| HOW TO COMPLETE THIS TASK |
Pull every line of the entries that has the word "JSON".
○ ○ ○ ○ ○ ○ ○
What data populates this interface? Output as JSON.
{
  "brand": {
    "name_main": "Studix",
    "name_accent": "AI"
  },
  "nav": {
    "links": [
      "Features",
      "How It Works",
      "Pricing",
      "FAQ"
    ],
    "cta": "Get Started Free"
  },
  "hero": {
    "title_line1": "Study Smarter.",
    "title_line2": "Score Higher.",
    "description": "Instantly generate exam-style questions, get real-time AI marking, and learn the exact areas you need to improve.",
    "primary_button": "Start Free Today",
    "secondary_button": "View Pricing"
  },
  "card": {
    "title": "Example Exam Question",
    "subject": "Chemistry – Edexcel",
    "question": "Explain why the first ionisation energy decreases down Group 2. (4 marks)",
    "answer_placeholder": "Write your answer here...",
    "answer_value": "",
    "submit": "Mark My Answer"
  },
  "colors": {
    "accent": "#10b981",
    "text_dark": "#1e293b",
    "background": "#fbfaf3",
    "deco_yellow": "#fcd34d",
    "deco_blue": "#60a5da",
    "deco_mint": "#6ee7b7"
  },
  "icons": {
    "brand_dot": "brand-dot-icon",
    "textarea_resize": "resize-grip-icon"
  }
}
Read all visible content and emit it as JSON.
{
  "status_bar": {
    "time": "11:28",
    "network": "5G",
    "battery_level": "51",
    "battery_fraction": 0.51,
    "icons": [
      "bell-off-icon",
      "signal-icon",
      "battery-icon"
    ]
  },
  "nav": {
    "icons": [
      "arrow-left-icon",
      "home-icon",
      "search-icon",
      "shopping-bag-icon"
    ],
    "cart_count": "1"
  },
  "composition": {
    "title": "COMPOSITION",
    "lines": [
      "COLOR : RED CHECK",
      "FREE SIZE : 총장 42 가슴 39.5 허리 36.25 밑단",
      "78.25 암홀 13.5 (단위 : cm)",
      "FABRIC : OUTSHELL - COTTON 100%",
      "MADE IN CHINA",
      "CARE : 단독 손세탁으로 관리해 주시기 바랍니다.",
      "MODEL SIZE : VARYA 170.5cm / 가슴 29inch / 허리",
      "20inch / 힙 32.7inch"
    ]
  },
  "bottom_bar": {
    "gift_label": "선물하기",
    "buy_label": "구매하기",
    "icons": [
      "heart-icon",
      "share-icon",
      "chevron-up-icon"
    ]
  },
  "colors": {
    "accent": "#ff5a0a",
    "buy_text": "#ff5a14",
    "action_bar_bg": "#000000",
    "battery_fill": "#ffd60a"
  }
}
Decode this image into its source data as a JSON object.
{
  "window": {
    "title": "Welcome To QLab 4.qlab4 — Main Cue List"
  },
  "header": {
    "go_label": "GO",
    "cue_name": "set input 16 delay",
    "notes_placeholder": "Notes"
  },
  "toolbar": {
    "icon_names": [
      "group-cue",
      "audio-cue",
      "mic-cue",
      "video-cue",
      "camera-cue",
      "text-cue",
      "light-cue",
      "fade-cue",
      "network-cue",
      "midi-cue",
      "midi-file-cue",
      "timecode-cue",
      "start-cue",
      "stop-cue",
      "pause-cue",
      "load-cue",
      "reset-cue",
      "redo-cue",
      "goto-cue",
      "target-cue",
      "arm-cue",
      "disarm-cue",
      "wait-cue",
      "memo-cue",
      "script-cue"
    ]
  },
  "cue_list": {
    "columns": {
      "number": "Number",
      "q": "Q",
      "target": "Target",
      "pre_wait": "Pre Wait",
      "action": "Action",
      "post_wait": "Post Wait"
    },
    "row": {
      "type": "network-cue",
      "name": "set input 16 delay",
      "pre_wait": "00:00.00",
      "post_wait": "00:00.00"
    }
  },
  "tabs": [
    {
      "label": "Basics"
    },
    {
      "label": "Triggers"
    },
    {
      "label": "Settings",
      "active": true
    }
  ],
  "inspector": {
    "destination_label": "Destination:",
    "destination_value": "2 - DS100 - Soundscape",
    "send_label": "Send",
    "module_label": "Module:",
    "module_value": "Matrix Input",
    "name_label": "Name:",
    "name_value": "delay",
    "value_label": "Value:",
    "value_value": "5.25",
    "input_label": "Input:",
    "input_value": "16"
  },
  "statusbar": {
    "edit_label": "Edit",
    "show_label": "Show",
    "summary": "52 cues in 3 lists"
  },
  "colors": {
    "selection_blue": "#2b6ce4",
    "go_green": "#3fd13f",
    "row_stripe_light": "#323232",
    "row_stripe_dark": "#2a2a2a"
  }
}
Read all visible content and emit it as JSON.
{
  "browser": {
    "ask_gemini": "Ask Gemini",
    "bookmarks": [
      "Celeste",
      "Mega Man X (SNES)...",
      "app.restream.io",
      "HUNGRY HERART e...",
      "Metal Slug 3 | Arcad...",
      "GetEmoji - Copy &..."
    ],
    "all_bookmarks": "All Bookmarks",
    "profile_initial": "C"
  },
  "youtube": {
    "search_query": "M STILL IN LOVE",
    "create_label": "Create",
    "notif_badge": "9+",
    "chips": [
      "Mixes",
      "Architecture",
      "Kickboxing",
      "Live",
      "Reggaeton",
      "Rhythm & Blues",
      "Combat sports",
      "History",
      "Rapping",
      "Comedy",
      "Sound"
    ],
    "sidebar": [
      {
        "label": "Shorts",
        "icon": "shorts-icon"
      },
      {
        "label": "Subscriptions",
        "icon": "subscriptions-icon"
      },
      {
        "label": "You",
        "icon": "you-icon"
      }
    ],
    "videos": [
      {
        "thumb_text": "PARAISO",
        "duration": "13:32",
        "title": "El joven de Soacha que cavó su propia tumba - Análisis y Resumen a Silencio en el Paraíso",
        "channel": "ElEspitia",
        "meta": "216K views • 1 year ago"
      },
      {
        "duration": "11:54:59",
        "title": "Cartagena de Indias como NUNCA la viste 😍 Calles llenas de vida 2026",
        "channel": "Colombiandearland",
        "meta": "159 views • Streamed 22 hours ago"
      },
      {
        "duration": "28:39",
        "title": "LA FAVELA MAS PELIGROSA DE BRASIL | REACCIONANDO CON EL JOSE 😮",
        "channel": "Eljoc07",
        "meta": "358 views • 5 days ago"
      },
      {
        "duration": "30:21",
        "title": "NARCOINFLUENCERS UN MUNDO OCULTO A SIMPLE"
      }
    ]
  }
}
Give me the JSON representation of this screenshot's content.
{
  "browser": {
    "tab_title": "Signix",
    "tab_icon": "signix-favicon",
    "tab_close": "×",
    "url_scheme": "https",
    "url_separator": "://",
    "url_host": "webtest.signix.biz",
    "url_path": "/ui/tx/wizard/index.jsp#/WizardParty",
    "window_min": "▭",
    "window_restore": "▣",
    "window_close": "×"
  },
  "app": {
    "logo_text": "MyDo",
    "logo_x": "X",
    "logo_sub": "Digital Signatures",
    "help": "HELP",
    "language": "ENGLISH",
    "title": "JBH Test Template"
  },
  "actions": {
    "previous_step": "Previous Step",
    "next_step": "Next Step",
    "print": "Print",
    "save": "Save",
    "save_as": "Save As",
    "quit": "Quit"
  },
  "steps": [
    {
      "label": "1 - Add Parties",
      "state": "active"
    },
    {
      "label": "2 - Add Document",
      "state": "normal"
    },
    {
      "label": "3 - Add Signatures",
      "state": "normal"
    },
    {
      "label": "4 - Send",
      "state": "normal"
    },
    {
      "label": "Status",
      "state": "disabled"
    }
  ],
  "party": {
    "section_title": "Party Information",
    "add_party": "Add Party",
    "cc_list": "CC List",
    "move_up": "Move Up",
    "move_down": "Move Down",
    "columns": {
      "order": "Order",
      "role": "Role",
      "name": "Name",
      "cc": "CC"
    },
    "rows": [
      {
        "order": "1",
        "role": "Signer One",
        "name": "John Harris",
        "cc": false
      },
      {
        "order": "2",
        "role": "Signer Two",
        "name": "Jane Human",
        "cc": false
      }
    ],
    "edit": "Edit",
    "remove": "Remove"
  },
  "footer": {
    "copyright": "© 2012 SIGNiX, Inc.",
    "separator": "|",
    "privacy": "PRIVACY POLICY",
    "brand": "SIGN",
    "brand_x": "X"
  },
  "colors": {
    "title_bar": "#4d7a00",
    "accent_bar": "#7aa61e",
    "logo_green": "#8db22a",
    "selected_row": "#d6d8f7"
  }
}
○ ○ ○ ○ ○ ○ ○
| RESPONSE TO THE TASK |
What data populates this interface? Output as JSON.
Read all visible content and emit it as JSON.
Decode this image into its source data as a JSON object.
Read all visible content and emit it as JSON.
Give me the JSON representation of this screenshot's content.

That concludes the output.